(Entries from a dataset of interfaces)
────────────────────────────────────────
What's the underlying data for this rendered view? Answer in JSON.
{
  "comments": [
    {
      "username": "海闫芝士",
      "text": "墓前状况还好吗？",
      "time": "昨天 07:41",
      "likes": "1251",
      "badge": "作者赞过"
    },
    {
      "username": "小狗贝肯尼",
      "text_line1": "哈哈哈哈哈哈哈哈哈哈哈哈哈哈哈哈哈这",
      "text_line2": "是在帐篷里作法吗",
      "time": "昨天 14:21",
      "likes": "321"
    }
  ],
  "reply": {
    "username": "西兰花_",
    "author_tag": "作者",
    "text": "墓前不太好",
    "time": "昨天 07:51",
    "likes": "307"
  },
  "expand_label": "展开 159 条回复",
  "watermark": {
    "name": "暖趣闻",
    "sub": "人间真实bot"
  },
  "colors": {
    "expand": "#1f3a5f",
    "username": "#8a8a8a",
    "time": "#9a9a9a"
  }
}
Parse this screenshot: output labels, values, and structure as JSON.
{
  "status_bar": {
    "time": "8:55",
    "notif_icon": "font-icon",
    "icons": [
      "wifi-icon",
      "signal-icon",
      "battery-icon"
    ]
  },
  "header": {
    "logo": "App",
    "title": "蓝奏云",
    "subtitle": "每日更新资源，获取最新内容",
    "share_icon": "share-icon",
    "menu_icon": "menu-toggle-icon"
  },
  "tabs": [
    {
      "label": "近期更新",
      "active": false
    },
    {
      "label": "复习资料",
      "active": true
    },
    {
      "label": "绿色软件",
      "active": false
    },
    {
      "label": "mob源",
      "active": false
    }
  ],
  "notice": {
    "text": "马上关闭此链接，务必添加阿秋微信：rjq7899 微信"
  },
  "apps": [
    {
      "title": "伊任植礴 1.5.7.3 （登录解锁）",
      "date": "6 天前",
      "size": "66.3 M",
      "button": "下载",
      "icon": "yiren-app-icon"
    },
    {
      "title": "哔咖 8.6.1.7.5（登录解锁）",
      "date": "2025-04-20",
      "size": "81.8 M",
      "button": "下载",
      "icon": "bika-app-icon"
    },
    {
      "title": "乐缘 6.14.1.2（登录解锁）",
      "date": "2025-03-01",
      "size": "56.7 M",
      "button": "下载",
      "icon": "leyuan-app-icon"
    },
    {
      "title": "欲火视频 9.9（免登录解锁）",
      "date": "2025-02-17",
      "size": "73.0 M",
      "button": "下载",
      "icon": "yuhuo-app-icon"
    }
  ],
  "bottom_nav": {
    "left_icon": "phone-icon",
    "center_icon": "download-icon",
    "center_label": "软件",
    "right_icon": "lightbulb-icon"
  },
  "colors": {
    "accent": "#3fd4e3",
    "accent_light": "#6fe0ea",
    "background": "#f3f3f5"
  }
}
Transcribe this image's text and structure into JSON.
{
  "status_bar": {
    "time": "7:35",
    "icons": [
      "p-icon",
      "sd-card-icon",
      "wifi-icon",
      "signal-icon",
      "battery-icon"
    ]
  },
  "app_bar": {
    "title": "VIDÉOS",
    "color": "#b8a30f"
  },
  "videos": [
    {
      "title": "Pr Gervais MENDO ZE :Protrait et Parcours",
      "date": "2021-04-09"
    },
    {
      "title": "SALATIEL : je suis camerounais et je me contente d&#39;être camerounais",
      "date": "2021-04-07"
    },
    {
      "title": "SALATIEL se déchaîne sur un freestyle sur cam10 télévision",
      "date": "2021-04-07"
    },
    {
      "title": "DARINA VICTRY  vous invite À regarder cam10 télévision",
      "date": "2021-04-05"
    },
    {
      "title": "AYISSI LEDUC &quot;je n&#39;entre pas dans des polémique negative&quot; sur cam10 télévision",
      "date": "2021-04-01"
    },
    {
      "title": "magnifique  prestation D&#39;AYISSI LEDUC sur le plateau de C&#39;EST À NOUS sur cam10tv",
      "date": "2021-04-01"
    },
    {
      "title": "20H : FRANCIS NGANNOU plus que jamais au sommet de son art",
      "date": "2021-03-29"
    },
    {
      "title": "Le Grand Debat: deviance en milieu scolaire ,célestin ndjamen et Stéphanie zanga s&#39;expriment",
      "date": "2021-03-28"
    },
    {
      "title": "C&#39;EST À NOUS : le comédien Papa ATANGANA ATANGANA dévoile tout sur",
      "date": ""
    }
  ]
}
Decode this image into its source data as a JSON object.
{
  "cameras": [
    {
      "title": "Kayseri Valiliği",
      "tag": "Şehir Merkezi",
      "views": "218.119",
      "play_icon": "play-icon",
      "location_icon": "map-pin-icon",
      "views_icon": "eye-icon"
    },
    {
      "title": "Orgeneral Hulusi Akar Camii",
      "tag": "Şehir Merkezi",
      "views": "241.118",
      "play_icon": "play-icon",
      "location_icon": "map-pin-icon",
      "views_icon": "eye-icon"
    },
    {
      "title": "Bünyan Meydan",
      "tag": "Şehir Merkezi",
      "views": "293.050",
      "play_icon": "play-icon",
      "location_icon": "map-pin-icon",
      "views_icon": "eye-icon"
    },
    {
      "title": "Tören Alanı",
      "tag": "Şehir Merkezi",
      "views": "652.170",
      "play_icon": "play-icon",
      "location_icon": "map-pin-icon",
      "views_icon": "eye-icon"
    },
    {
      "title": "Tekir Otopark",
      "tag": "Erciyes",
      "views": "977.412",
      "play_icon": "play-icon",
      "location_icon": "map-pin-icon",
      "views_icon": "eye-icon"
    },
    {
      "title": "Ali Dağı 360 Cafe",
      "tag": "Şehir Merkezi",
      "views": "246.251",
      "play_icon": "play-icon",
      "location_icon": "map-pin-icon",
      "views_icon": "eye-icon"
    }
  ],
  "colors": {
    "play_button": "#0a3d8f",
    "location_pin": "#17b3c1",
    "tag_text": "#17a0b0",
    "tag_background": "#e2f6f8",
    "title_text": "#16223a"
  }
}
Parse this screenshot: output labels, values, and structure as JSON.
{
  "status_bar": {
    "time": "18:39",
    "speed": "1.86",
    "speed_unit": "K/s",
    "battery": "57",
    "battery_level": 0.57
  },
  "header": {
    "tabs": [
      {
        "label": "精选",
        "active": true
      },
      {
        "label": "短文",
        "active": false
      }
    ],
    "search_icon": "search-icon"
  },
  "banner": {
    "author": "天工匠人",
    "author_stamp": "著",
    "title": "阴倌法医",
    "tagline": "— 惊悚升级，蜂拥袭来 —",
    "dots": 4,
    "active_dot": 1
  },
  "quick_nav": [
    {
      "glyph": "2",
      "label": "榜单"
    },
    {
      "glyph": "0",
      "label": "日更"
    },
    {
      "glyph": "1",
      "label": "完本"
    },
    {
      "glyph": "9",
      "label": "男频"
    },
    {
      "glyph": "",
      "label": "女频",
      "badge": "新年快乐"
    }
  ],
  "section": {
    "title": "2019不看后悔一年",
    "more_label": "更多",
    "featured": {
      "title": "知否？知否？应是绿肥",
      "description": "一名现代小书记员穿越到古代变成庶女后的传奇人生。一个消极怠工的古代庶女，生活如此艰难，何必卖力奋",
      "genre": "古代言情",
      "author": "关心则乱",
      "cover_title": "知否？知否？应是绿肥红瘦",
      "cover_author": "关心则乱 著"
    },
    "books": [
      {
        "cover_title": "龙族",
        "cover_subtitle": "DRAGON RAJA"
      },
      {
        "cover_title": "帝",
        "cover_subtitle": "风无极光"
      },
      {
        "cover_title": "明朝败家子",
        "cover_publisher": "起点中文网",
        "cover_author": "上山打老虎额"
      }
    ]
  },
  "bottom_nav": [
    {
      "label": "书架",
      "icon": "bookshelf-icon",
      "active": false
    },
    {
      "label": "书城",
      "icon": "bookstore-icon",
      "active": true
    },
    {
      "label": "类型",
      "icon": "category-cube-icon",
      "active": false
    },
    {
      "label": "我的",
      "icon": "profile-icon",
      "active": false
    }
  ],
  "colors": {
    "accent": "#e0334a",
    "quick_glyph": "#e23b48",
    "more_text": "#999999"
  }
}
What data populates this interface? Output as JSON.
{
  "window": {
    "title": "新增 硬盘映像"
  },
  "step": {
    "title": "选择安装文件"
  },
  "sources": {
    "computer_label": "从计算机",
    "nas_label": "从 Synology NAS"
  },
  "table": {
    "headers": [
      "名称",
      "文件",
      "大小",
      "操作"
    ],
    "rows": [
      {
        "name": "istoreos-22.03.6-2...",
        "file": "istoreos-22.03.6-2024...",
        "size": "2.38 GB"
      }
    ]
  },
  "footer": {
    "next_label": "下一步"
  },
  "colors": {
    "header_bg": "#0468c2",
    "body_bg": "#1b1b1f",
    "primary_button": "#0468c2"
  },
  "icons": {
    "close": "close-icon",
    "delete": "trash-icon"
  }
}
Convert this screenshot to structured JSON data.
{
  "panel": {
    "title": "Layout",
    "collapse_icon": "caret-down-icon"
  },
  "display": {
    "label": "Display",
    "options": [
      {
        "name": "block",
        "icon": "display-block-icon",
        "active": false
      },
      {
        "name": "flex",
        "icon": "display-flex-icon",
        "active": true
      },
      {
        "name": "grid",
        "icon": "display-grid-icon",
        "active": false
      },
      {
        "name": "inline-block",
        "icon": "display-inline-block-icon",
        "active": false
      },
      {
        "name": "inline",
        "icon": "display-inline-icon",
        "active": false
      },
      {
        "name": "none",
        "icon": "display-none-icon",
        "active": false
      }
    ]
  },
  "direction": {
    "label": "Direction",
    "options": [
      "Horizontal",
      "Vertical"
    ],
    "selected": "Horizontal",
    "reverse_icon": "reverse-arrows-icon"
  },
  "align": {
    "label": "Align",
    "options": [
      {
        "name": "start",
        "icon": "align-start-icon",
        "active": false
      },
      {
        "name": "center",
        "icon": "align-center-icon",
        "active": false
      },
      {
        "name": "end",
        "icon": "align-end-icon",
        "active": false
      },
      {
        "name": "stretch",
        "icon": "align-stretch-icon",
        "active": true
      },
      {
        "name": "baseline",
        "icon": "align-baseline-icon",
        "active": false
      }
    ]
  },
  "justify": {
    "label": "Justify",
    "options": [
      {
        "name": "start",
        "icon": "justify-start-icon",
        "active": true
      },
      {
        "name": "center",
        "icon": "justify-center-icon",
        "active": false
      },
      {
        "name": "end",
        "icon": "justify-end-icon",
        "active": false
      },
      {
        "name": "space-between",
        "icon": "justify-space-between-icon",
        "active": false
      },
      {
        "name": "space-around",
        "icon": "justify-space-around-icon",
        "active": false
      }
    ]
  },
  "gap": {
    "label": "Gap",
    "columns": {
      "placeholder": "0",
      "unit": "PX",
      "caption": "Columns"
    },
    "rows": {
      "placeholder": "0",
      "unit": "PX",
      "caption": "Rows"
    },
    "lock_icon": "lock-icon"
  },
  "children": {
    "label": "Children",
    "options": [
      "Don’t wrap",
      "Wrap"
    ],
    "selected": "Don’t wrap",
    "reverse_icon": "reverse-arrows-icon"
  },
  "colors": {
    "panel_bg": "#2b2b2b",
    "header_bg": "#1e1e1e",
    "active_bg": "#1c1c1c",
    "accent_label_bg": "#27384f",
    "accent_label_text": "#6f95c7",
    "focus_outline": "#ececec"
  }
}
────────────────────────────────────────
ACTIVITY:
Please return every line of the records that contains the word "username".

SOLVED EXERCISE:
      "username": "海闫芝士",
      "username": "小狗贝肯尼",
    "username": "西兰花_",
    "username": "#8a8a8a",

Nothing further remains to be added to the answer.